Are you choosing a practice or considering another opportunity?
Academic and private practices don’t look like what they used to anymore. The young ophthalmologist going into the work force today has a lot to consider when starting and building a practice. Private equities are consuming practices and academic practices are looking more like private practices with productivity models focused on work RVUs.
How can you use the benefits of the IRIS® Registry, public patient surveys, and cash-based services for practice improvement? This symposium had six expert tips to be successful despite the changes coming ahead.
- Despite academics becoming more productivity-based, it is still the best environment for innovation, training, and leading.
- Solo practice has so many benefits. To be successful, one must have a business plan and understand the players in your area before you build.
- When considering private equity practice, be sure to know their mission statement and culture since there is so much variability amongst firms.
- If you aren’t measuring it, you can’t improve it. The IRIS Registry allows you to access your practice data outcomes to improve quality of care and improve clinical research.
- Cash-based services and products should be offered only if it meets an unmet need for your patients. In order to do this, you need a strong team that is on the same page with excellent communication and counseling to patients.
- Public ratings and patient surveys can be an informative tool for behavior modification for physicians who receive low ratings. Consider being observed in clinic for tips to be successful in implementing change.
All speakers recommended YOs first decide what your goals are out of a practice.
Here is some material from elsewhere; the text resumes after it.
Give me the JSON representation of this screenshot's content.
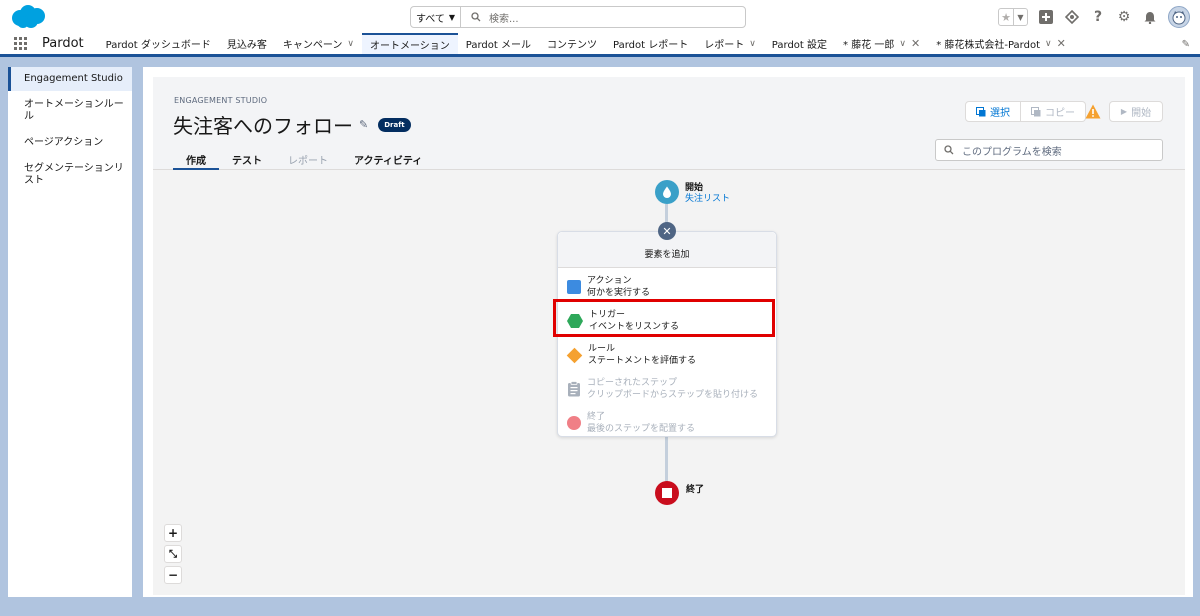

Solo, academic and private equity practices each have its own advantages and disadvantages.
Teaching and innovation are best done at an academic center and solo practice gives you autonomy in patient care while freeing up time to pursue other passions in life. Private equity firms can be great to be part of a large group but due diligence is needed to find the right “match.” Both communication and education play a vital role with developing good relationships with referrals and loyalty from patients.